Component data from apps and pages:
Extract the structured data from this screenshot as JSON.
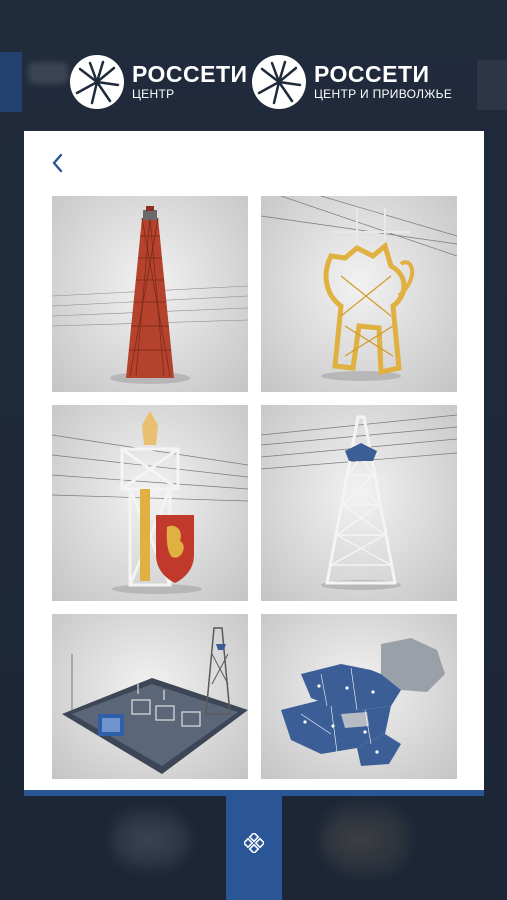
{
  "brands": [
    {
      "name": "РОССЕТИ",
      "subtitle": "ЦЕНТР"
    },
    {
      "name": "РОССЕТИ",
      "subtitle": "ЦЕНТР И ПРИВОЛЖЬЕ"
    }
  ],
  "colors": {
    "background": "#1f2a3b",
    "accent": "#2a5597",
    "panel": "#ffffff",
    "tower_red": "#b5422c",
    "tower_gold": "#e0b040",
    "map_blue": "#3c5e96"
  },
  "back_icon": "chevron-left-icon",
  "menu_icon": "grid-menu-icon",
  "gallery": [
    {
      "id": "shukhov-tower",
      "subject": "red-hyperboloid-tower"
    },
    {
      "id": "lion-pylon",
      "subject": "golden-lion-pylon"
    },
    {
      "id": "knight-pylon",
      "subject": "knight-with-shield-pylon"
    },
    {
      "id": "lattice-pylon",
      "subject": "white-lattice-pylon"
    },
    {
      "id": "substation",
      "subject": "substation-model"
    },
    {
      "id": "region-map",
      "subject": "region-map"
    }
  ]
}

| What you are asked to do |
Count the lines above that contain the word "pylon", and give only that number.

| Solved problem |
6